This week in class the discussion was focused on learning profiles and how to differentiate instruction using the instructional tool and learning model, 4MAT (McCarthy, 2010). There are four types of learners represented in this model with each type incorporating both left and right brain mode processes. Learning is achieved when students engage in all stages of the model. Students generally identify strongly with one or two of the stages, but will operate in all stages to varying degrees. The first phase of the model is experience then conceptualizing, applying and finally creating.
A second learning model discussed this week was Bloom’s Taxonomy as a model for structuring learning objectives from less to more complex levels of thinking (Bloom, Englehart, Furst, Hill, & Krathwohl, 1956). A Revised Bloom’s taxonomy presents a process of thinking using verbs, again from less to more complex thinking and are indicated as: remember, understand, apply, analyze, evaluate and create (Anderson & Krathwohl, 2001). From earlier weeks of this class I have learned that differentiating instruction can be accomplished by varying the content, process or product of learning (Tomlinson, 2001). The process, content and product of learning can be varied using 4MAT (McCarthy, 2010). Applying the verbs associated with the Revised Bloom’s Taxonomy can be used to manage the level of thinking required for both learning objectives and assessments as the product of learning (“Tips on Writing Good Learning Objectives,” 2015).
Critical thinking is an essential skill for excellent clinical judgment in dental hygiene and any other health related occupation. Beistle and Palmer (2014) defined critical thinking as, “an art of analyzing and evaluating thinking by self-dicipline, self-correction and self-monitoring within a framework to improve one’s thinking” (p. 395). These thought processes are aligned with higher-level thinking described in the Revised Bloom’s Taxonomy (“Tips on Writing Good Learning Objectives,” 2015) and the final stages of learning in 4MAT (McCarthy, 2010). Canasi, Amyot, and Tira (2014) concluded that concept mapping supports higher-level thinking consistent with Bloom’s Taxonomy and the development of critical thinking because it provides a format for students to make meaningful, personal connections with interrelated concepts. Constructing well designed learning objectives, test questions, and activities incorporating the use of verbs associated with the stages of the Revised Bloom’s Taxonomy is also an effective means for further developing critical thinking skills (Beistle & Palmer, 2014).

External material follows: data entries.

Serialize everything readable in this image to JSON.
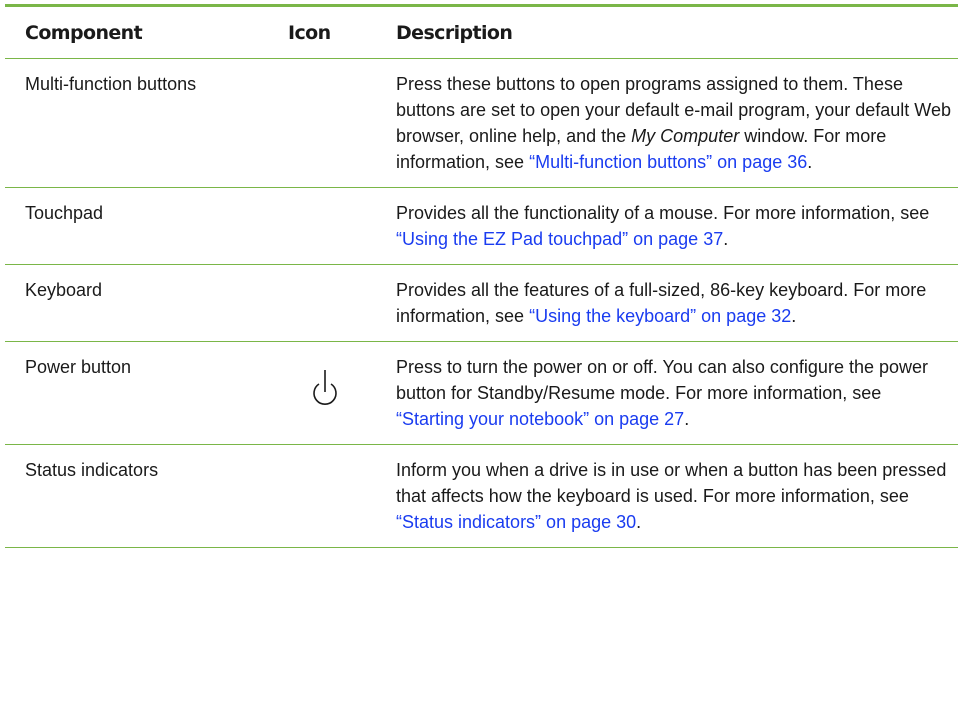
{
  "header": {
    "component": "Component",
    "icon": "Icon",
    "description": "Description"
  },
  "rows": [
    {
      "component": "Multi-function buttons",
      "icon": "",
      "desc_a": "Press these buttons to open programs assigned to them. These buttons are set to open your default e-mail program, your default Web browser, online help, and the ",
      "desc_em": "My Computer",
      "desc_b": " window. For more information, see ",
      "link": "“Multi-function buttons” on page 36",
      "desc_end": "."
    },
    {
      "component": "Touchpad",
      "icon": "",
      "desc_a": "Provides all the functionality of a mouse. For more information, see ",
      "link": "“Using the EZ Pad touchpad” on page 37",
      "desc_end": "."
    },
    {
      "component": "Keyboard",
      "icon": "",
      "desc_a": "Provides all the features of a full-sized, 86-key keyboard. For more information, see ",
      "link": "“Using the keyboard” on page 32",
      "desc_end": "."
    },
    {
      "component": "Power button",
      "icon": "power-icon",
      "desc_a": "Press to turn the power on or off. You can also configure the power button for Standby/Resume mode. For more information, see ",
      "link": "“Starting your notebook” on page 27",
      "desc_end": "."
    },
    {
      "component": "Status indicators",
      "icon": "",
      "desc_a": "Inform you when a drive is in use or when a button has been pressed that affects how the keyboard is used. For more information, see ",
      "link": "“Status indicators” on page 30",
      "desc_end": "."
    }
  ],
  "colors": {
    "rule": "#7ab648",
    "link": "#1a3cf0",
    "text": "#1a1a1a"
  }
}
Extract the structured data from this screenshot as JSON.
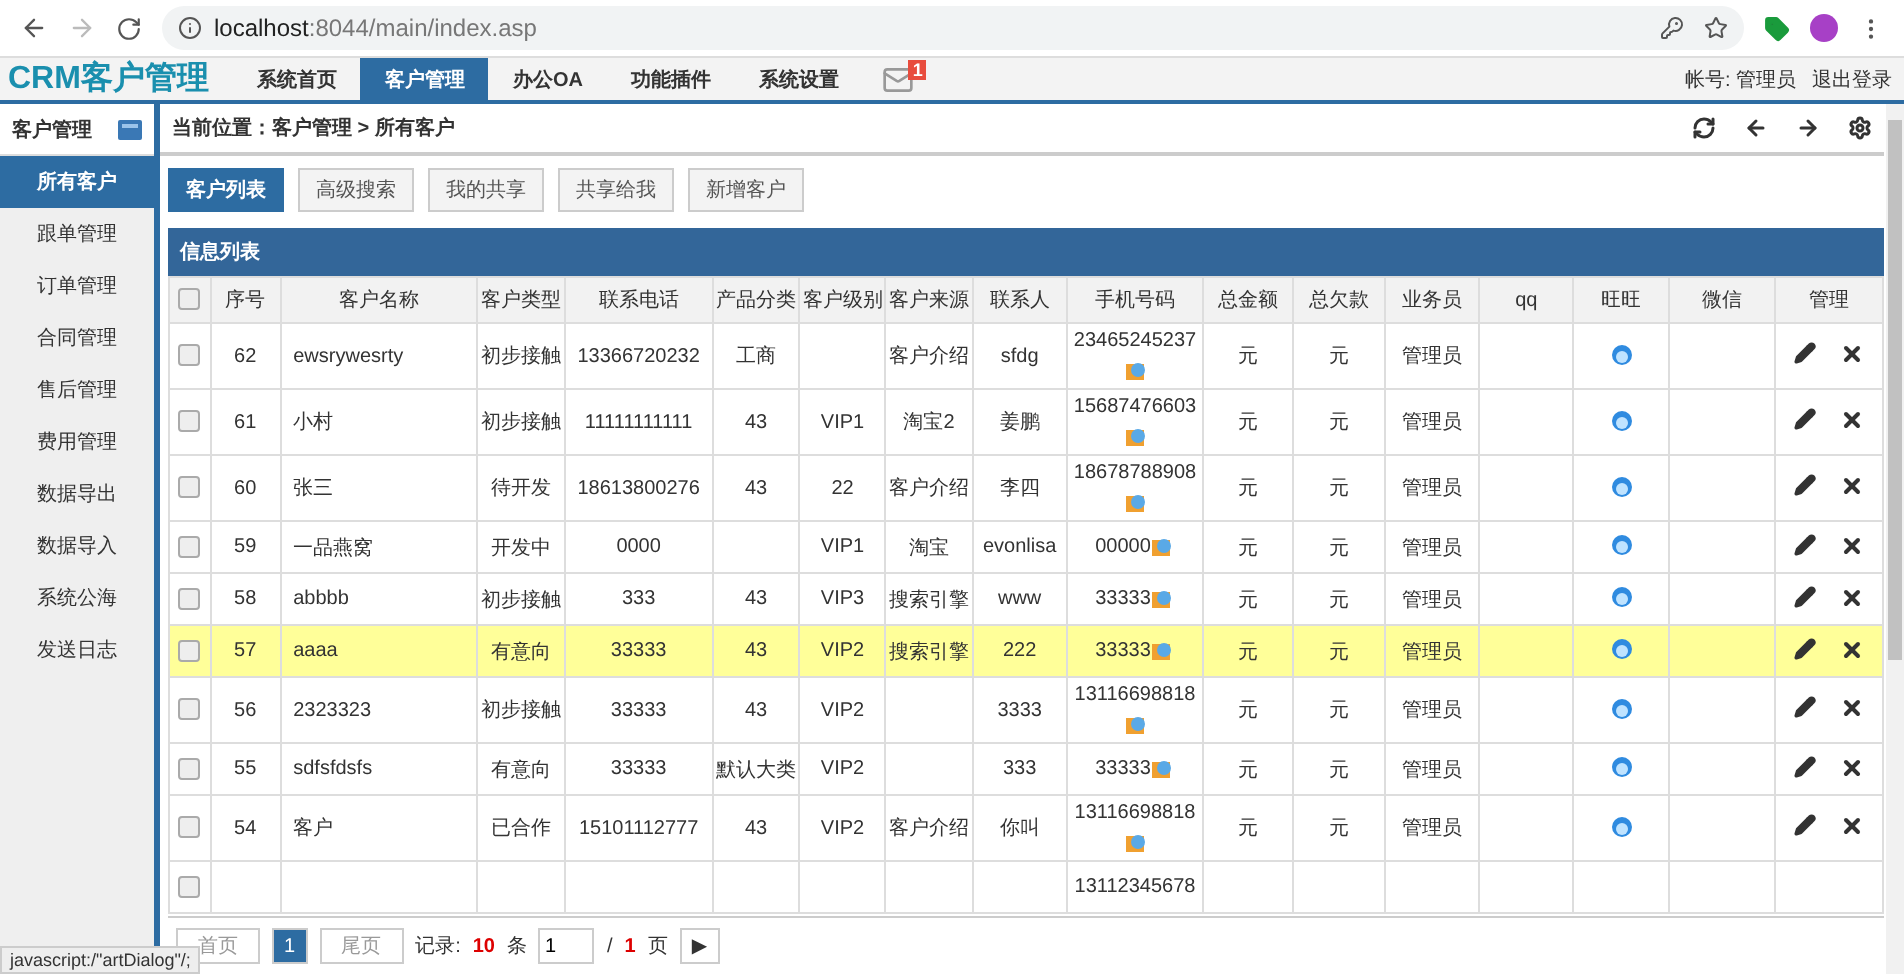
{
  "browser": {
    "url_host": "localhost",
    "url_path": ":8044/main/index.asp"
  },
  "app": {
    "logo": "CRM客户管理",
    "nav": [
      {
        "label": "系统首页",
        "selected": false
      },
      {
        "label": "客户管理",
        "selected": true
      },
      {
        "label": "办公OA",
        "selected": false
      },
      {
        "label": "功能插件",
        "selected": false
      },
      {
        "label": "系统设置",
        "selected": false
      }
    ],
    "mail_badge": "1",
    "account": "帐号: 管理员",
    "logout": "退出登录"
  },
  "sidebar": {
    "title": "客户管理",
    "items": [
      {
        "label": "所有客户",
        "selected": true
      },
      {
        "label": "跟单管理",
        "selected": false
      },
      {
        "label": "订单管理",
        "selected": false
      },
      {
        "label": "合同管理",
        "selected": false
      },
      {
        "label": "售后管理",
        "selected": false
      },
      {
        "label": "费用管理",
        "selected": false
      },
      {
        "label": "数据导出",
        "selected": false
      },
      {
        "label": "数据导入",
        "selected": false
      },
      {
        "label": "系统公海",
        "selected": false
      },
      {
        "label": "发送日志",
        "selected": false
      }
    ]
  },
  "breadcrumb": "当前位置：客户管理 > 所有客户",
  "actions": [
    {
      "label": "客户列表",
      "selected": true
    },
    {
      "label": "高级搜索",
      "selected": false
    },
    {
      "label": "我的共享",
      "selected": false
    },
    {
      "label": "共享给我",
      "selected": false
    },
    {
      "label": "新增客户",
      "selected": false
    }
  ],
  "table": {
    "title": "信息列表",
    "select_all": false,
    "columns": [
      "序号",
      "客户名称",
      "客户类型",
      "联系电话",
      "产品分类",
      "客户级别",
      "客户来源",
      "联系人",
      "手机号码",
      "总金额",
      "总欠款",
      "业务员",
      "qq",
      "旺旺",
      "微信",
      "管理"
    ],
    "rows": [
      {
        "checked": false,
        "highlighted": false,
        "id": "62",
        "name": "ewsrywesrty",
        "type": "初步接触",
        "phone": "13366720232",
        "product": "工商",
        "level": "",
        "source": "客户介绍",
        "contact": "sfdg",
        "mobile": "23465245237",
        "total": "元",
        "owed": "元",
        "staff": "管理员"
      },
      {
        "checked": false,
        "highlighted": false,
        "id": "61",
        "name": "小村",
        "type": "初步接触",
        "phone": "11111111111",
        "product": "43",
        "level": "VIP1",
        "source": "淘宝2",
        "contact": "姜鹏",
        "mobile": "15687476603",
        "total": "元",
        "owed": "元",
        "staff": "管理员"
      },
      {
        "checked": false,
        "highlighted": false,
        "id": "60",
        "name": "张三",
        "type": "待开发",
        "phone": "18613800276",
        "product": "43",
        "level": "22",
        "source": "客户介绍",
        "contact": "李四",
        "mobile": "18678788908",
        "total": "元",
        "owed": "元",
        "staff": "管理员"
      },
      {
        "checked": false,
        "highlighted": false,
        "id": "59",
        "name": "一品燕窝",
        "type": "开发中",
        "phone": "0000",
        "product": "",
        "level": "VIP1",
        "source": "淘宝",
        "contact": "evonlisa",
        "mobile": "00000",
        "total": "元",
        "owed": "元",
        "staff": "管理员"
      },
      {
        "checked": false,
        "highlighted": false,
        "id": "58",
        "name": "abbbb",
        "type": "初步接触",
        "phone": "333",
        "product": "43",
        "level": "VIP3",
        "source": "搜索引擎",
        "contact": "www",
        "mobile": "33333",
        "total": "元",
        "owed": "元",
        "staff": "管理员"
      },
      {
        "checked": false,
        "highlighted": true,
        "id": "57",
        "name": "aaaa",
        "type": "有意向",
        "phone": "33333",
        "product": "43",
        "level": "VIP2",
        "source": "搜索引擎",
        "contact": "222",
        "mobile": "33333",
        "total": "元",
        "owed": "元",
        "staff": "管理员"
      },
      {
        "checked": false,
        "highlighted": false,
        "id": "56",
        "name": "2323323",
        "type": "初步接触",
        "phone": "33333",
        "product": "43",
        "level": "VIP2",
        "source": "",
        "contact": "3333",
        "mobile": "13116698818",
        "total": "元",
        "owed": "元",
        "staff": "管理员"
      },
      {
        "checked": false,
        "highlighted": false,
        "id": "55",
        "name": "sdfsfdsfs",
        "type": "有意向",
        "phone": "33333",
        "product": "默认大类",
        "level": "VIP2",
        "source": "",
        "contact": "333",
        "mobile": "33333",
        "total": "元",
        "owed": "元",
        "staff": "管理员"
      },
      {
        "checked": false,
        "highlighted": false,
        "id": "54",
        "name": "客户",
        "type": "已合作",
        "phone": "15101112777",
        "product": "43",
        "level": "VIP2",
        "source": "客户介绍",
        "contact": "你叫",
        "mobile": "13116698818",
        "total": "元",
        "owed": "元",
        "staff": "管理员"
      },
      {
        "checked": false,
        "highlighted": false,
        "mobile": "13112345678"
      }
    ]
  },
  "pager": {
    "first": "首页",
    "pages": [
      {
        "label": "1",
        "selected": true
      }
    ],
    "last": "尾页",
    "records_label": "记录:",
    "records": "10",
    "records_unit": "条",
    "page_value": "1",
    "page_total_prefix": "/",
    "page_total": "1",
    "page_unit": "页",
    "go": "▶"
  },
  "status": "javascript:/\"artDialog\"/;"
}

As a final note, these models were developed with students and teachers in mind. Students – you can develop weak areas of your learning profiles to become proficient all stages of 4MAT – this will make you a better learner! Teachers – you can use these models to ensure you are differentiating instruction for all learning styles and challenging your students to apply their knowledge using higher-level thinking.
Anderson, L.W., & Krathwohl, D. (2001). A Taxonomy for Learning, Teaching, and Assessing: A Revision of Bloom’s Taxonomy of Educational Objectives. New York: Longman.
Beistle, K. S., & Palmer, L. B. (2014). Exploration of critical thinking in dental hygiene education. Journal Of Dental Hygiene, 88(6), 394-402.
Bloom, B., Englehart, M. Furst, E., Hill, W., & Krathwohl, D. (1956). Taxonomy of educational objectives: The classification of educational goals. Handbook I: Cognitive domain. New York, Toronto: Longmans, Green.
Canasi, D. M., Amyot, C., & Tira, D. (2014). Evaluating meaningful learning using concept mapping in dental hygiene education: A pilot study. Journal Of Dental Hygiene, 88(1), 20-29.
McCarthy, B. (2010, January 27). Introduction to 4MAT by bernice mccarthy [Video file]. Retrieved September 23, 2015 from http://www.youtube.com/watch?v=cpqQ5wUXph4
Tips on writing good learning objectives. (2015). Retrieved September 27, 2015 from http://www.celt.iastate.edu/teaching-resources/course-planning/syllabi/writing-learning-objectives/
Tomlinson, C. A. (2001). How to differentiate instruction in mixed-ability classrooms. Alexandria, Va: Association for Supervision and Curriculum Development